Claudia Connell was single, in her early 40s and, like many women in similar situations, worried about the tick, tick, tick of her biological clock and the time she had left to become a mother.
Connell didn’t want to be the woman who regretted not having a child when it was too late to do anything about it. She didn’t have time to meet a man, fall in love and decided to have a baby. And so she had to act on her own.
Enlisting the help of clinics in the Greek city of Athens, Connell underwent three rounds of IVF. Her chances of getting pregnant using her own eggs weren’t great – only around 2.9 per cent – so she opted to use the eggs and sperm of various donors from around the world.
Connell recently wrote about her struggles in an article for the UK’s Guardian called ‘I wasted £30,000 trying to have a baby I didn’t want’.
Understandably, the article is now being shared on the internet like a viral video of a cat playing the piano. In other words: a LOT.
As many women do when they approach their late 30s, I began to ponder the baby issue. I’d just read Baby Hunger by Sylvia Ann Hewlett, in which she made a strong case for the fact that today’s “have it all” woman was facing the prospect of a very lonely and unfulfilled middle age. She hammered home the point with some alarming statistics: nearly half of high-achieving women were childless in America at the age of 40, most of them bitterly regretting leaving it so late.
And it’s at this point that waiting for a baby daddy to waltz into a woman’s life isn’t always possible.
Because of a sperm shortage in the UK, Connell decided to travel to Athens for treatment. (This is an option that’s becoming increasingly popular for single people and couples using reproductive therapies because laws are much less restrictive).
Over a period of four years, Claudia Connell spent thousands of dollars on drugs, having fibroids (benign tumors the grow in the uterus) removed and on the actual embryo transfers.
She put on weight from steroid treatment and had to take out a loan to pay for some of the treatment. And all the while, she wasn’t entirely convinced she was doing the right thing.
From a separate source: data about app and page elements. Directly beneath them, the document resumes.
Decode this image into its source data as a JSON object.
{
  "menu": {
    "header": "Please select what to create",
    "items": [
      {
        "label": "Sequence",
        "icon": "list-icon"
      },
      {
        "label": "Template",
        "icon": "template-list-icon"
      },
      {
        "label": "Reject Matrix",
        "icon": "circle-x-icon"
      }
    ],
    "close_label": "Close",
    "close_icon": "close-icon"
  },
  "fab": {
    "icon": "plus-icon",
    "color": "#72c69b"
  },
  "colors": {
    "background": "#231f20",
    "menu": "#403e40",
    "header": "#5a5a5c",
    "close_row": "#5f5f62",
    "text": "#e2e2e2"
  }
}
After two cycles I decided I’d had a fair crack at it and would move on. Far from feeling sad and unfulfilled, I felt happy, content and at peace with my life as a childless singleton.
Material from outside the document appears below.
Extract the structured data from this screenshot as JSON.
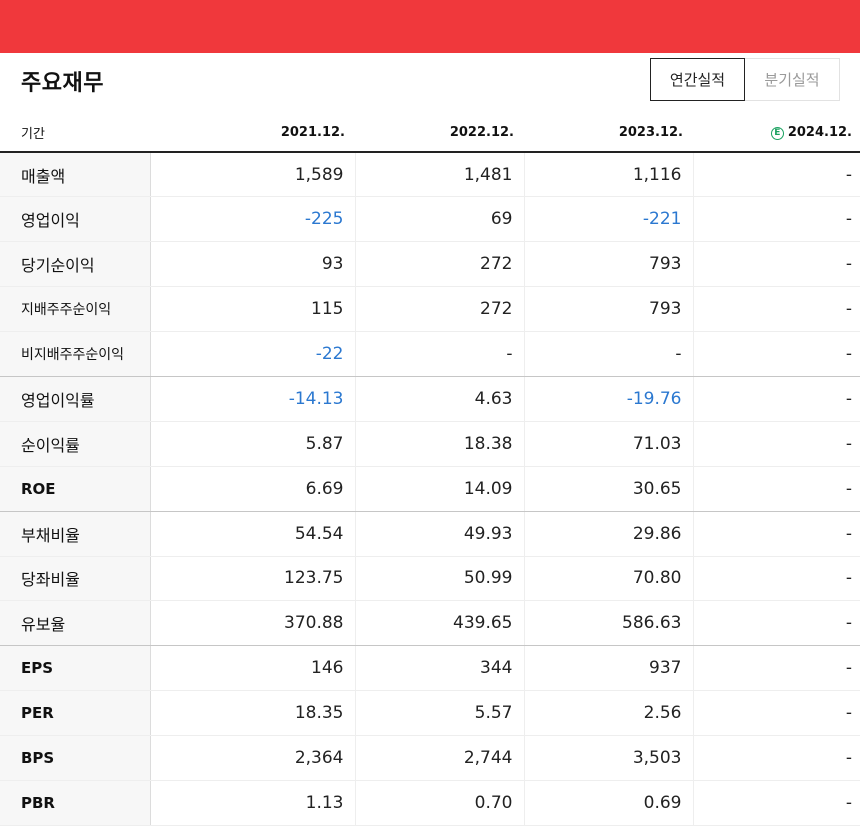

I wish I could tell you why, aged 44, I decided to have one last roll of the dice and attempt another cycle of IVF. Was it because I had secured a good job and was earning a lot of money? Was it because I had always regarded 45 as the cut-off and I was nudging dangerously close to it? Perhaps it’s because I read somewhere that the majority of women having IVF will be successful after three cycles.
Connell went through the third round despite her reservations. And when she thought she might be pregnant in the weeks following, she began searching the internet for the nearest abortion clinics. A pregnancy test confirmed what Connell had been fearing, but luckily – for her – the pregnancy didn’t stick.
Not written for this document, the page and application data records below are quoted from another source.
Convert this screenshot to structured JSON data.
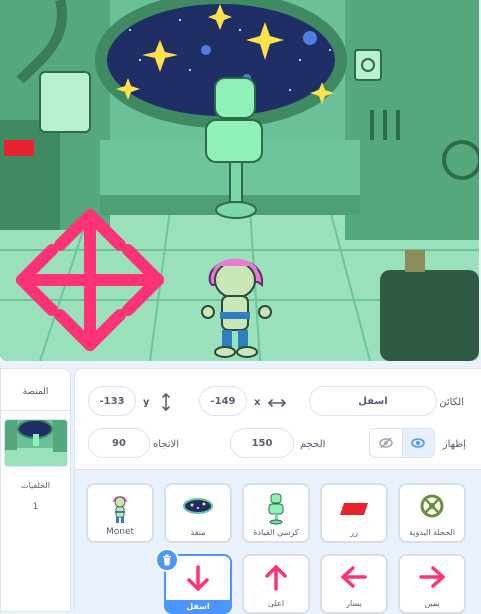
{
  "sprite": {
    "name_label": "الكائن",
    "name_value": "اسفل",
    "x_label": "x",
    "x_value": "-149",
    "y_label": "y",
    "y_value": "-133",
    "show_label": "إظهار",
    "size_label": "الحجم",
    "size_value": "150",
    "direction_label": "الاتجاه",
    "direction_value": "90"
  },
  "stage_panel": {
    "title": "المنصة",
    "backdrops_label": "الخلفيات",
    "backdrops_count": "1"
  },
  "sprites": [
    {
      "name": "الحجلة اليدوية",
      "icon": "handwheel-icon"
    },
    {
      "name": "زر",
      "icon": "red-button-icon"
    },
    {
      "name": "كرسي القيادة",
      "icon": "captain-chair-icon"
    },
    {
      "name": "منفذ",
      "icon": "porthole-icon"
    },
    {
      "name": "Monet",
      "icon": "monet-icon"
    },
    {
      "name": "يمين",
      "icon": "arrow-right-icon"
    },
    {
      "name": "يسار",
      "icon": "arrow-left-icon"
    },
    {
      "name": "اعلى",
      "icon": "arrow-up-icon"
    },
    {
      "name": "اسفل",
      "icon": "arrow-down-icon"
    }
  ],
  "colors": {
    "accent": "#4c97ff",
    "arrow": "#ff3377",
    "stage_bg": "#5fc898"
  }
}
Today, I am happy being childless. I like my life without children and I know that I would not have been a good mother. My body still suffers from the effects of the IVF.
Perhaps I needed to go through the emotional journey of IVF in order to discover that I don’t want children after all. But as I am now stone broke, I can’t help feeling it was a very expensive, foolish and miserable way to find out.
You can read Claudia Connell’s full piece here.
We’re keen to know your thoughts on this. Do you think society places too much pressure on women to lead them to think you can’t be happy unless you have children? Do you think more women need to speak out and say they’re happy not having kids?